You’re interested in real estate investment and any tax benefits linked to these types of investments. The following are a few benefits you can enjoy if you choose to go down this route.
The Long-Term Capital Gain Perk
A great benefit some people could take advantage of is the long-term capital gain perk. There are two types of capital gain periods. One is short-term and the other is the long-term period. Short-term capital gains describe any profit you make off of your investment if you don’t hold it for too long. Making a quick buck means you’re capital gains will be taxed at the normal 35 percent. If you choose to hold your real estate investment long-term, you’ll have to worry about a 15 percent tax.
The Home Exclusion
Another one of the tax benefits of REITs is given to folks who make their investment a home for at least two out of five years. This is not always possible for investors, but if you’re able to, you’ll be eligible for the home exclusion tax perk. The IRS allows you to exclude up to $250,000 from your capital gains but only if you made this property your home for the proper amount of time. Things look even better if you have a spouse and file with them because you get to double that exclusion.
No Self-Employment or FICA Taxes
Those who have a rental property and are getting passive income from it are going to be happy to learn that you won’t be subject to social security or Medicare taxes. The exception doesn’t apply to folks who acquired the property through trade or who are in the business of selling rental properties for profit. The exception passive rental income earners get comes with a warning. If you’re trying to invest in these programs for your retirement, you might be in trouble if you don’t have a business or regular employment. Medicare and social security are a safety net for when you retire, so make sure you’ve made other plans to address this issue.
The Depreciation Perk
Deductions sound like music to folks who’ve been dealing with taxes all of their lives. You’ll like that the IRS gives you a significant deduction on a depreciating investment property. Real estate doesn’t stay new forever. Depending on how long you keep it, there’s going to be some wear and tear.

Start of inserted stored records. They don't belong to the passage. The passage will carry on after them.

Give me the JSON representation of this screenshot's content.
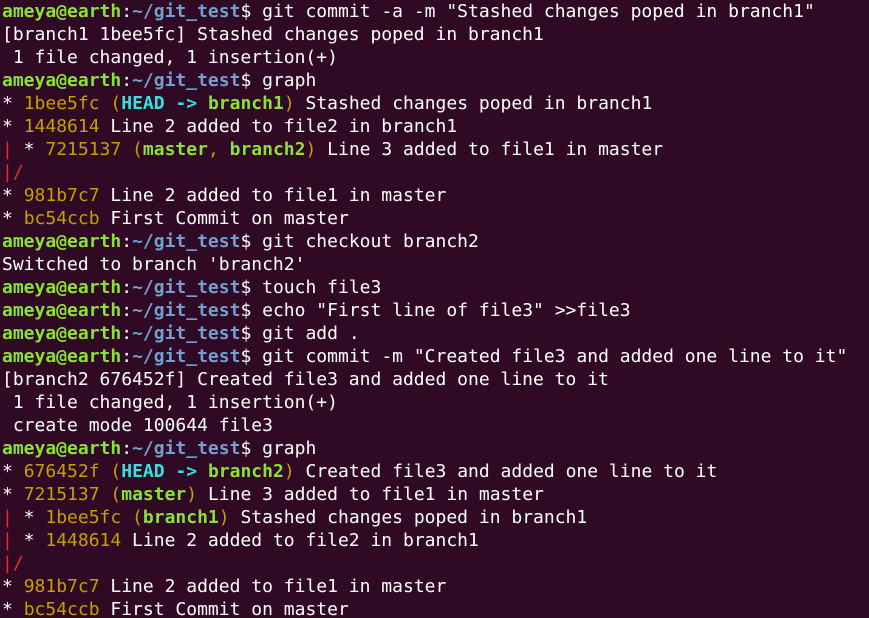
{
  "prompt": {
    "user_host": "ameya@earth",
    "sep": ":",
    "path": "~/git_test",
    "dollar": "$"
  },
  "colors": {
    "background": "#300a24",
    "prompt_user": "#8ae234",
    "prompt_path": "#729fcf",
    "commit_hash": "#c4a000",
    "head_label": "#34e2e2",
    "branch_label": "#8ae234",
    "graph_line": "#ef2929"
  },
  "lines": [
    {
      "type": "prompt",
      "command": " git commit -a -m \"Stashed changes poped in branch1\""
    },
    {
      "type": "output",
      "text": "[branch1 1bee5fc] Stashed changes poped in branch1"
    },
    {
      "type": "output",
      "text": " 1 file changed, 1 insertion(+)"
    },
    {
      "type": "prompt",
      "command": " graph"
    },
    {
      "type": "commit",
      "prefix": "* ",
      "hash": "1bee5fc",
      "refs": [
        {
          "kind": "head",
          "text": "HEAD"
        },
        {
          "kind": "arrow",
          "text": " -> "
        },
        {
          "kind": "branch",
          "text": "branch1"
        }
      ],
      "message": " Stashed changes poped in branch1"
    },
    {
      "type": "commit",
      "prefix": "* ",
      "hash": "1448614",
      "refs": [],
      "message": " Line 2 added to file2 in branch1"
    },
    {
      "type": "commit",
      "graph": "|",
      "prefix": " * ",
      "hash": "7215137",
      "refs": [
        {
          "kind": "branch",
          "text": "master"
        },
        {
          "kind": "comma",
          "text": ", "
        },
        {
          "kind": "branch",
          "text": "branch2"
        }
      ],
      "message": " Line 3 added to file1 in master"
    },
    {
      "type": "graph",
      "text": "|/"
    },
    {
      "type": "commit",
      "prefix": "* ",
      "hash": "981b7c7",
      "refs": [],
      "message": " Line 2 added to file1 in master"
    },
    {
      "type": "commit",
      "prefix": "* ",
      "hash": "bc54ccb",
      "refs": [],
      "message": " First Commit on master"
    },
    {
      "type": "prompt",
      "command": " git checkout branch2"
    },
    {
      "type": "output",
      "text": "Switched to branch 'branch2'"
    },
    {
      "type": "prompt",
      "command": " touch file3"
    },
    {
      "type": "prompt",
      "command": " echo \"First line of file3\" >>file3"
    },
    {
      "type": "prompt",
      "command": " git add ."
    },
    {
      "type": "prompt",
      "command": " git commit -m \"Created file3 and added one line to it\""
    },
    {
      "type": "output",
      "text": "[branch2 676452f] Created file3 and added one line to it"
    },
    {
      "type": "output",
      "text": " 1 file changed, 1 insertion(+)"
    },
    {
      "type": "output",
      "text": " create mode 100644 file3"
    },
    {
      "type": "prompt",
      "command": " graph"
    },
    {
      "type": "commit",
      "prefix": "* ",
      "hash": "676452f",
      "refs": [
        {
          "kind": "head",
          "text": "HEAD"
        },
        {
          "kind": "arrow",
          "text": " -> "
        },
        {
          "kind": "branch",
          "text": "branch2"
        }
      ],
      "message": " Created file3 and added one line to it"
    },
    {
      "type": "commit",
      "prefix": "* ",
      "hash": "7215137",
      "refs": [
        {
          "kind": "branch",
          "text": "master"
        }
      ],
      "message": " Line 3 added to file1 in master"
    },
    {
      "type": "commit",
      "graph": "|",
      "prefix": " * ",
      "hash": "1bee5fc",
      "refs": [
        {
          "kind": "branch",
          "text": "branch1"
        }
      ],
      "message": " Stashed changes poped in branch1"
    },
    {
      "type": "commit",
      "graph": "|",
      "prefix": " * ",
      "hash": "1448614",
      "refs": [],
      "message": " Line 2 added to file2 in branch1"
    },
    {
      "type": "graph",
      "text": "|/"
    },
    {
      "type": "commit",
      "prefix": "* ",
      "hash": "981b7c7",
      "refs": [],
      "message": " Line 2 added to file1 in master"
    },
    {
      "type": "commit",
      "prefix": "* ",
      "hash": "bc54ccb",
      "refs": [],
      "message": " First Commit on master"
    }
  ]
}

This natural aging entitles you to a tax break as long as this is your income-producing real estate. You need to talk with a specialist to figure out how much your property has depreciated.

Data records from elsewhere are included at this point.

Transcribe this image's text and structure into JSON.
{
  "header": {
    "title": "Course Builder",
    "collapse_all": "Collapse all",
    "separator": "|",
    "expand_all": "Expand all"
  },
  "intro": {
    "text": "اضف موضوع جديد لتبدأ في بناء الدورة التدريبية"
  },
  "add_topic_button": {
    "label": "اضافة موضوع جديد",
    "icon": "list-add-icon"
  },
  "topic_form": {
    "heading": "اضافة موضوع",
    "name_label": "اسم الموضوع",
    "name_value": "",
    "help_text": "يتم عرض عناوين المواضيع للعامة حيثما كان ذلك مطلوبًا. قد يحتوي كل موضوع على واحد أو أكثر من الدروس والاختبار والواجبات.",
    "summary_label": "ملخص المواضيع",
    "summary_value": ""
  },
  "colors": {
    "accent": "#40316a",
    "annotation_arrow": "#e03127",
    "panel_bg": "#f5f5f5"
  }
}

The 1031 Exchange Benefit
The 1031 Exchange benefit provides the opportunity to roll over capital gains from one real estate investment to another. You don’t have to worry about getting taxed for those capital gains. This won’t become a burden unless you sell the property, according to the experts at Money Morning, “You can use this trick multiple times. Be sure to read the details of this benefit because there are a few rules like how the replacement investment has to be of equal value or higher.”
The Refinancing Perk
Those willing to refinance can do so without worrying about taxes. You can only do this if you’re borrowing against your property’s appreciation along with your equity’s growth. This little benefit is one many investors use to continue growing their real estate investment empire. You’ll probably want to wait until your property has appreciated enough and has a lot of equity so that you can borrow the kind of cash that can take you far in your investment goals.
The Opportunity Zone Benefit
The Tax Cut and Jobs Act passed in 2017. Sometimes, tax laws affect you negatively or positively. This change can do a little of both depending on your particular situation. One of the perks of the law deals with “Opportunity Zones.” These are special places around the United States that have been flagged as “Opportunity Zones.” These are areas the US government wants folks to invest in. These areas could be struggling and need investors to help revitalize the area. If you happen to invest in these areas, you get to delay dealing with taxes on your gains for almost a whole decade.
Hopefully, you can take advantage of some of these perks as you try to join other real estate investors across the nation. Try to talk to a tax attorney or other real estate investors to see what else you can learn.